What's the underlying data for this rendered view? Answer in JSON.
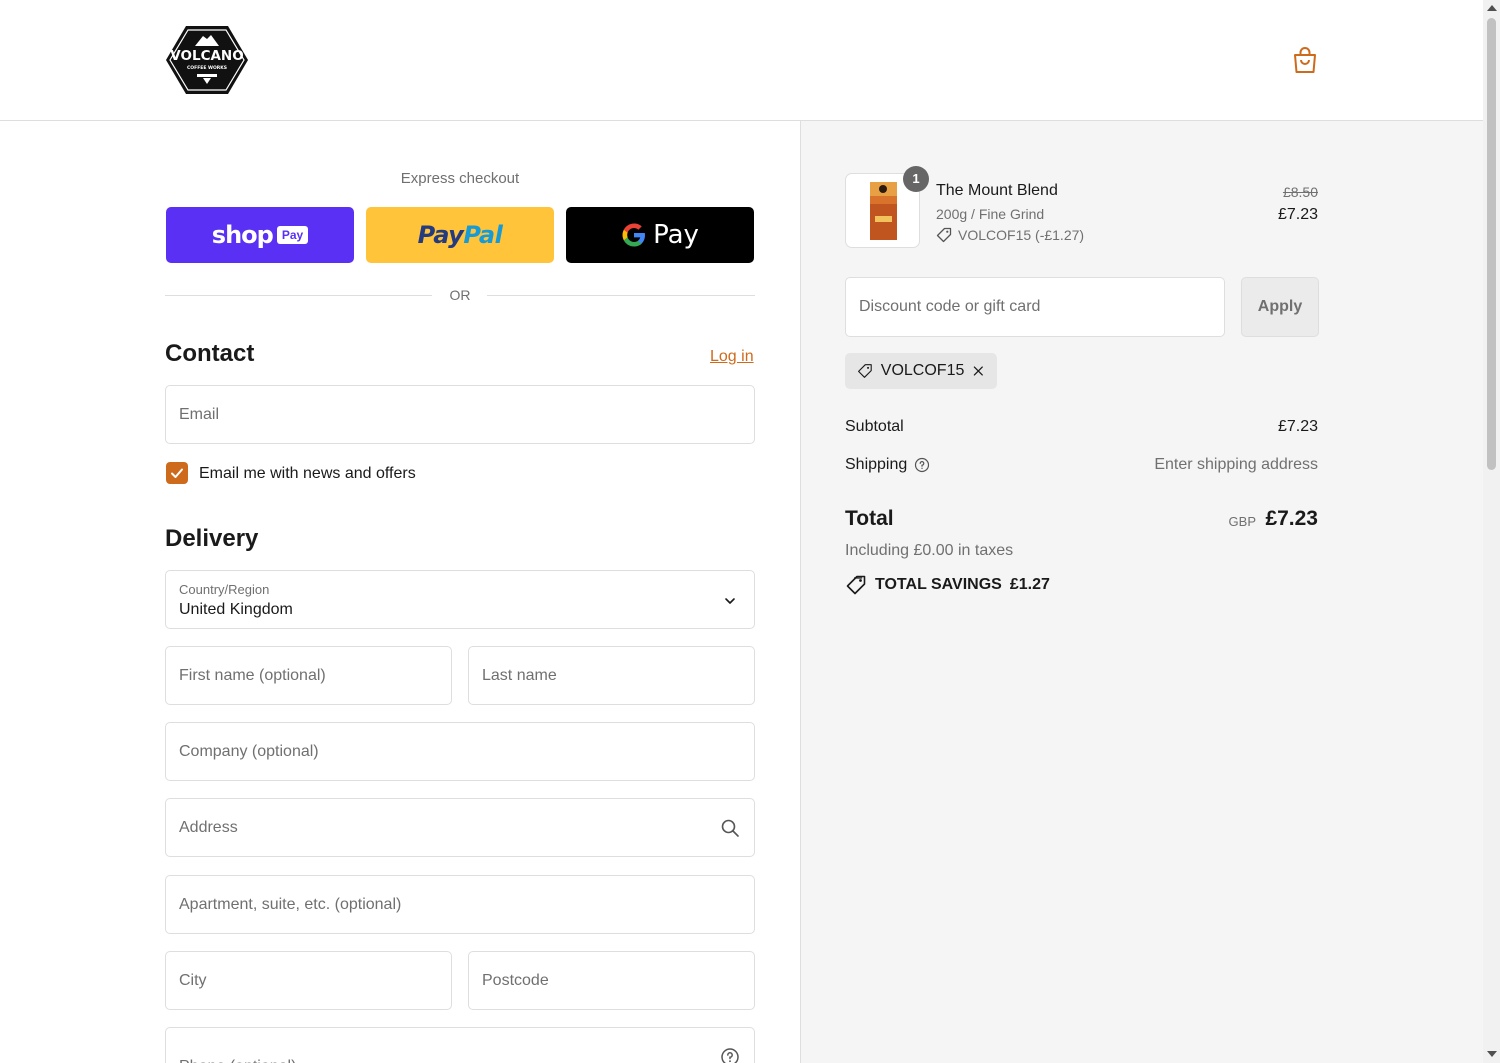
{
  "brand": {
    "logo_text": "VOLCANO",
    "logo_subtext": "COFFEE WORKS",
    "accent": "#ce6a1c"
  },
  "express": {
    "label": "Express checkout",
    "shop_pay": {
      "word": "shop",
      "pill": "Pay"
    },
    "paypal": {
      "part1": "Pay",
      "part2": "Pal"
    },
    "gpay": {
      "g": "G",
      "word": "Pay"
    }
  },
  "or_text": "OR",
  "contact": {
    "title": "Contact",
    "login_label": "Log in",
    "email_placeholder": "Email",
    "newsletter_label": "Email me with news and offers",
    "newsletter_checked": true
  },
  "delivery": {
    "title": "Delivery",
    "country_label": "Country/Region",
    "country_value": "United Kingdom",
    "first_name_placeholder": "First name (optional)",
    "last_name_placeholder": "Last name",
    "company_placeholder": "Company (optional)",
    "address_placeholder": "Address",
    "apartment_placeholder": "Apartment, suite, etc. (optional)",
    "city_placeholder": "City",
    "postcode_placeholder": "Postcode",
    "phone_placeholder": "Phone (optional)"
  },
  "summary": {
    "item": {
      "quantity": "1",
      "name": "The Mount Blend",
      "variant": "200g / Fine Grind",
      "discount": "VOLCOF15 (-£1.27)",
      "price_old": "£8.50",
      "price_new": "£7.23"
    },
    "discount_placeholder": "Discount code or gift card",
    "apply_label": "Apply",
    "applied_code": "VOLCOF15",
    "subtotal_label": "Subtotal",
    "subtotal_value": "£7.23",
    "shipping_label": "Shipping",
    "shipping_value": "Enter shipping address",
    "total_label": "Total",
    "currency": "GBP",
    "total_value": "£7.23",
    "taxes_text": "Including £0.00 in taxes",
    "savings_label": "TOTAL SAVINGS",
    "savings_value": "£1.27"
  }
}
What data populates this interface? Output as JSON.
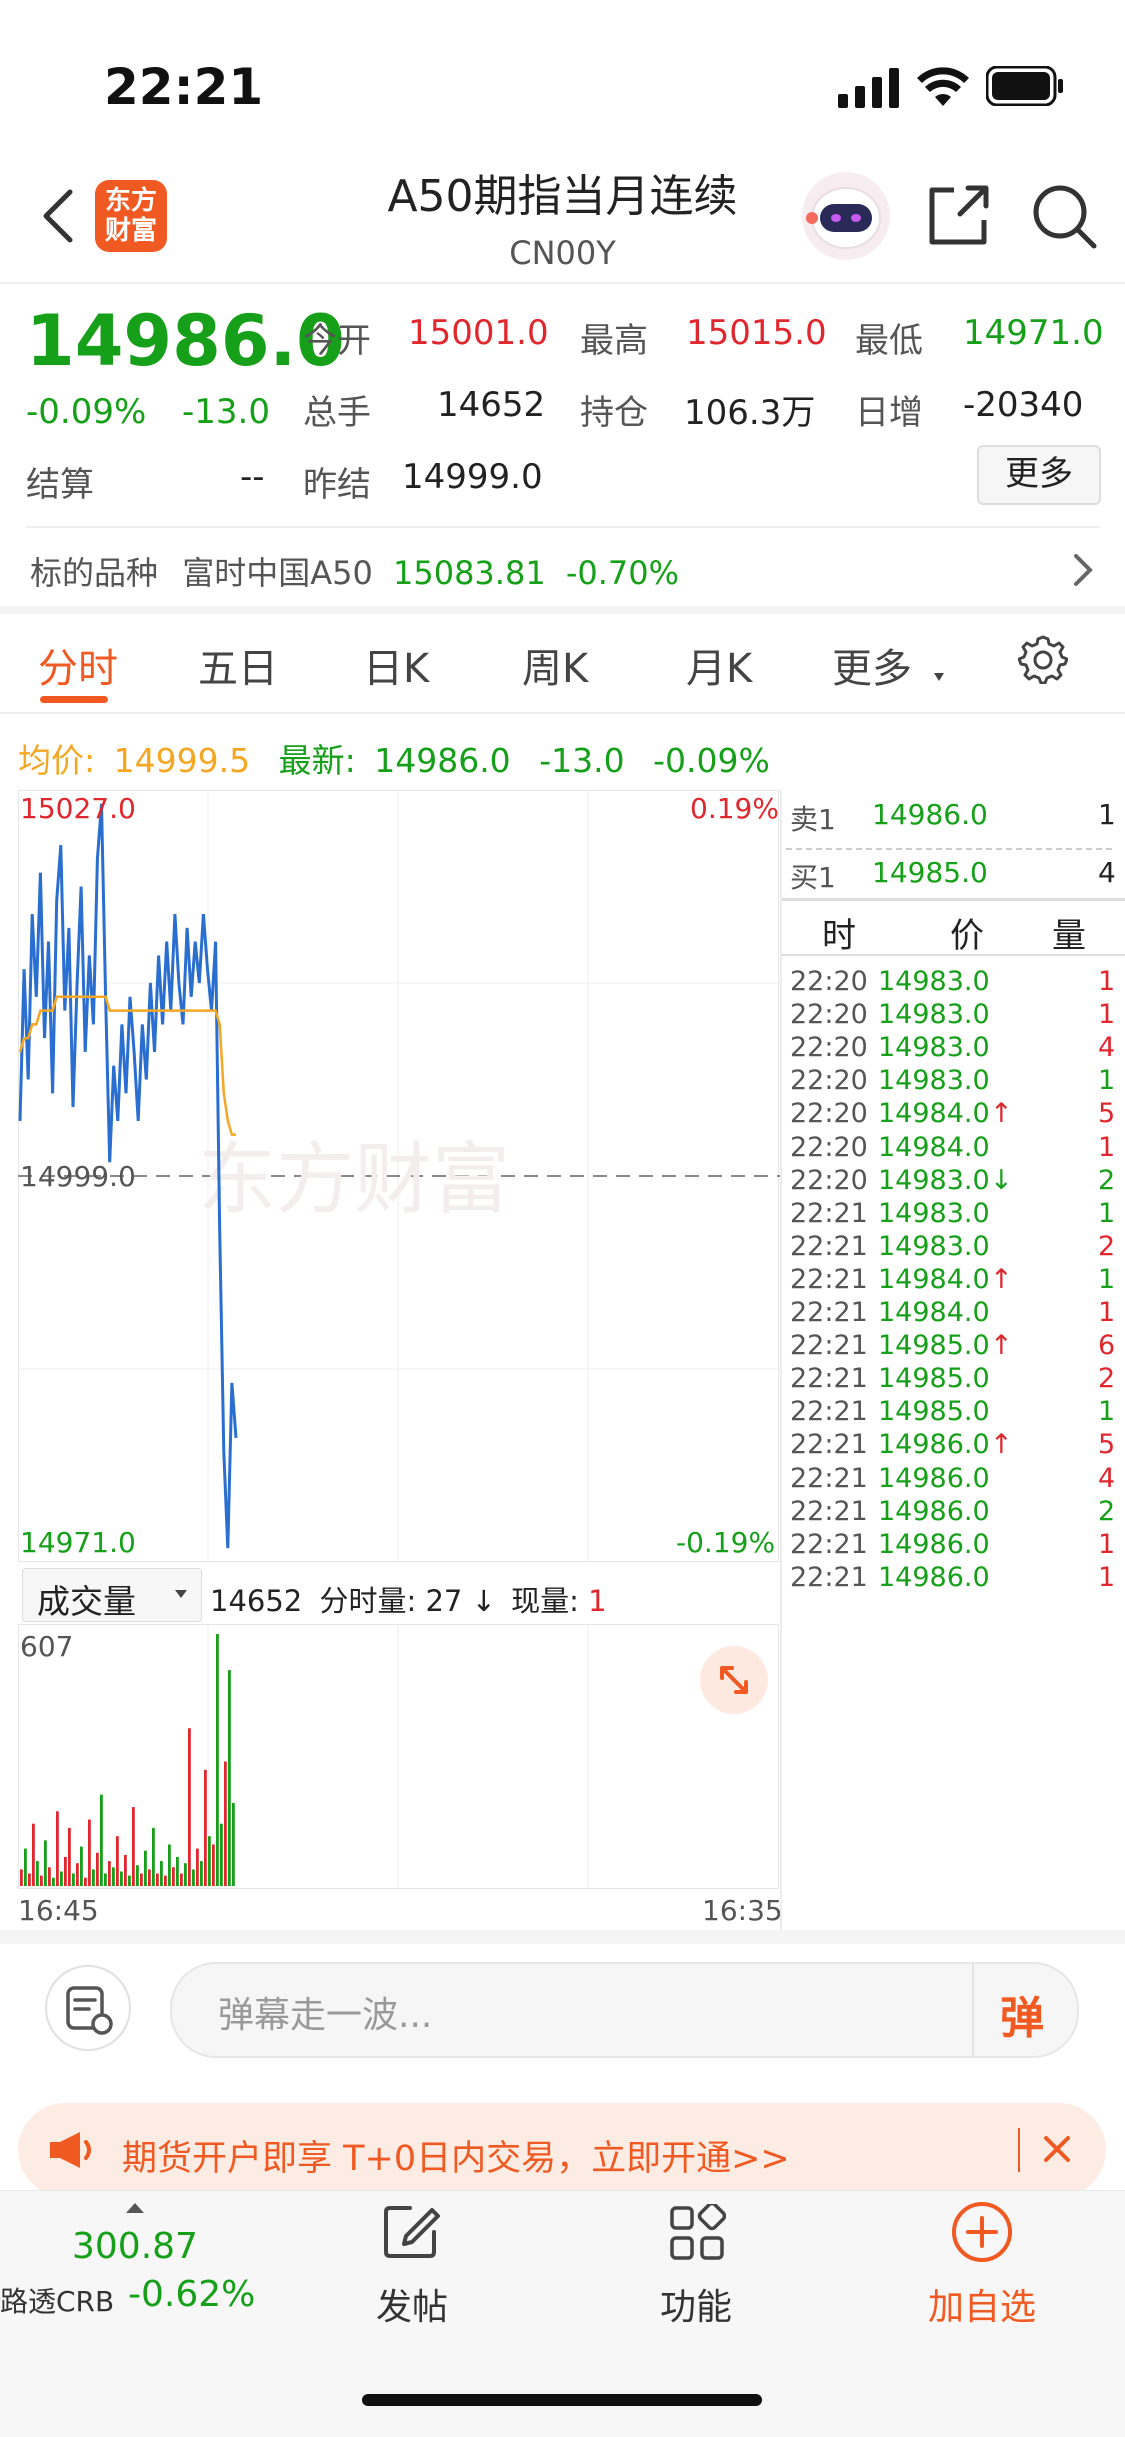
{
  "status_bar": {
    "time": "22:21"
  },
  "header": {
    "title": "A50期指当月连续",
    "subtitle": "CN00Y",
    "logo_text": "东方财富"
  },
  "quote": {
    "price": "14986.0",
    "pct": "-0.09%",
    "change": "-13.0",
    "rows": [
      {
        "l1": "今开",
        "v1": "15001.0",
        "l2": "最高",
        "v2": "15015.0",
        "l3": "最低",
        "v3": "14971.0"
      },
      {
        "l1": "总手",
        "v1": "14652",
        "l2": "持仓",
        "v2": "106.3万",
        "l3": "日增",
        "v3": "-20340"
      }
    ],
    "settle_label": "结算",
    "settle_value": "--",
    "prev_settle_label": "昨结",
    "prev_settle_value": "14999.0",
    "more_label": "更多"
  },
  "underlying": {
    "label": "标的品种",
    "name": "富时中国A50",
    "price": "15083.81",
    "pct": "-0.70%"
  },
  "tabs": [
    "分时",
    "五日",
    "日K",
    "周K",
    "月K",
    "更多"
  ],
  "active_tab": "分时",
  "chart_header": {
    "avg_label": "均价:",
    "avg_value": "14999.5",
    "latest_label": "最新:",
    "latest_value": "14986.0",
    "latest_change": "-13.0",
    "latest_pct": "-0.09%"
  },
  "chart_data": {
    "type": "line",
    "ylim": [
      14971.0,
      15027.0
    ],
    "y_top_label": "15027.0",
    "y_mid_label": "14999.0",
    "y_bottom_label": "14971.0",
    "pct_top_label": "0.19%",
    "pct_bottom_label": "-0.19%",
    "x_left_label": "16:45",
    "x_right_label": "16:35",
    "watermark": "东方财富",
    "series": [
      {
        "values": [
          15003,
          15014,
          15006,
          15018,
          15012,
          15021,
          15009,
          15016,
          15005,
          15019,
          15023,
          15011,
          15017,
          15004,
          15013,
          15020,
          15008,
          15015,
          15010,
          15022,
          15026,
          15012,
          15000,
          15007,
          15003,
          15010,
          15005,
          15012,
          15008,
          15003,
          15010,
          15006,
          15013,
          15008,
          15015,
          15010,
          15016,
          15011,
          15018,
          15013,
          15010,
          15017,
          15012,
          15016,
          15013,
          15018,
          15014,
          15011,
          15016,
          14995,
          14979,
          14972,
          14984,
          14980
        ]
      },
      {
        "values": [
          15008,
          15009,
          15009,
          15010,
          15010,
          15011,
          15011,
          15011,
          15011,
          15012,
          15012,
          15012,
          15012,
          15012,
          15012,
          15012,
          15012,
          15012,
          15012,
          15012,
          15012,
          15012,
          15011,
          15011,
          15011,
          15011,
          15011,
          15011,
          15011,
          15011,
          15011,
          15011,
          15011,
          15011,
          15011,
          15011,
          15011,
          15011,
          15011,
          15011,
          15011,
          15011,
          15011,
          15011,
          15011,
          15011,
          15011,
          15011,
          15011,
          15010,
          15005,
          15003,
          15002,
          15002
        ]
      }
    ],
    "volume": {
      "max_label": "607",
      "ylim": [
        0,
        607
      ],
      "values": [
        40,
        90,
        30,
        150,
        60,
        25,
        110,
        45,
        20,
        180,
        35,
        70,
        140,
        30,
        55,
        95,
        20,
        160,
        40,
        80,
        220,
        30,
        60,
        45,
        120,
        35,
        75,
        25,
        190,
        50,
        30,
        85,
        40,
        140,
        30,
        60,
        25,
        100,
        45,
        70,
        30,
        55,
        380,
        40,
        90,
        60,
        280,
        120,
        100,
        607,
        150,
        300,
        520,
        200
      ],
      "colors": [
        "r",
        "g",
        "r",
        "r",
        "g",
        "r",
        "g",
        "r",
        "g",
        "r",
        "g",
        "r",
        "r",
        "g",
        "r",
        "g",
        "r",
        "r",
        "g",
        "r",
        "g",
        "g",
        "r",
        "g",
        "r",
        "g",
        "r",
        "g",
        "r",
        "g",
        "r",
        "g",
        "r",
        "g",
        "r",
        "g",
        "r",
        "g",
        "r",
        "g",
        "r",
        "g",
        "r",
        "g",
        "r",
        "g",
        "r",
        "g",
        "r",
        "g",
        "g",
        "r",
        "g",
        "g"
      ]
    }
  },
  "volume_bar": {
    "selector": "成交量",
    "total": "14652",
    "fenshi_label": "分时量:",
    "fenshi_value": "27",
    "arrow": "↓",
    "now_label": "现量:",
    "now_value": "1"
  },
  "order_book": {
    "ask": {
      "label": "卖1",
      "price": "14986.0",
      "qty": "1"
    },
    "bid": {
      "label": "买1",
      "price": "14985.0",
      "qty": "4"
    },
    "headers": [
      "时",
      "价",
      "量"
    ],
    "trades": [
      {
        "t": "22:20",
        "p": "14983.0",
        "a": "",
        "q": "1",
        "c": "r"
      },
      {
        "t": "22:20",
        "p": "14983.0",
        "a": "",
        "q": "1",
        "c": "r"
      },
      {
        "t": "22:20",
        "p": "14983.0",
        "a": "",
        "q": "4",
        "c": "r"
      },
      {
        "t": "22:20",
        "p": "14983.0",
        "a": "",
        "q": "1",
        "c": "g"
      },
      {
        "t": "22:20",
        "p": "14984.0",
        "a": "↑",
        "q": "5",
        "c": "r"
      },
      {
        "t": "22:20",
        "p": "14984.0",
        "a": "",
        "q": "1",
        "c": "r"
      },
      {
        "t": "22:20",
        "p": "14983.0",
        "a": "↓",
        "q": "2",
        "c": "g"
      },
      {
        "t": "22:21",
        "p": "14983.0",
        "a": "",
        "q": "1",
        "c": "g"
      },
      {
        "t": "22:21",
        "p": "14983.0",
        "a": "",
        "q": "2",
        "c": "r"
      },
      {
        "t": "22:21",
        "p": "14984.0",
        "a": "↑",
        "q": "1",
        "c": "g"
      },
      {
        "t": "22:21",
        "p": "14984.0",
        "a": "",
        "q": "1",
        "c": "r"
      },
      {
        "t": "22:21",
        "p": "14985.0",
        "a": "↑",
        "q": "6",
        "c": "r"
      },
      {
        "t": "22:21",
        "p": "14985.0",
        "a": "",
        "q": "2",
        "c": "r"
      },
      {
        "t": "22:21",
        "p": "14985.0",
        "a": "",
        "q": "1",
        "c": "g"
      },
      {
        "t": "22:21",
        "p": "14986.0",
        "a": "↑",
        "q": "5",
        "c": "r"
      },
      {
        "t": "22:21",
        "p": "14986.0",
        "a": "",
        "q": "4",
        "c": "r"
      },
      {
        "t": "22:21",
        "p": "14986.0",
        "a": "",
        "q": "2",
        "c": "g"
      },
      {
        "t": "22:21",
        "p": "14986.0",
        "a": "",
        "q": "1",
        "c": "r"
      },
      {
        "t": "22:21",
        "p": "14986.0",
        "a": "",
        "q": "1",
        "c": "r"
      }
    ]
  },
  "comment": {
    "placeholder": "弹幕走一波...",
    "send_label": "弹"
  },
  "banner": {
    "text": "期货开户即享 T+0日内交易，立即开通>>"
  },
  "bottom_nav": {
    "ticker_price": "300.87",
    "ticker_name": "路透CRB",
    "ticker_pct": "-0.62%",
    "items": [
      "发帖",
      "功能",
      "加自选"
    ]
  },
  "colors": {
    "up": "#e0272e",
    "down": "#16a019",
    "accent": "#f05a22",
    "avg": "#f5a623",
    "price_line": "#2a6fd0"
  }
}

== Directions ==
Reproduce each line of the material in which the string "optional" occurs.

== Task solution ==
    "first_name_placeholder": "First name (optional)",
    "company_placeholder": "Company (optional)",
    "apartment_placeholder": "Apartment, suite, etc. (optional)",
    "phone_placeholder": "Phone (optional)"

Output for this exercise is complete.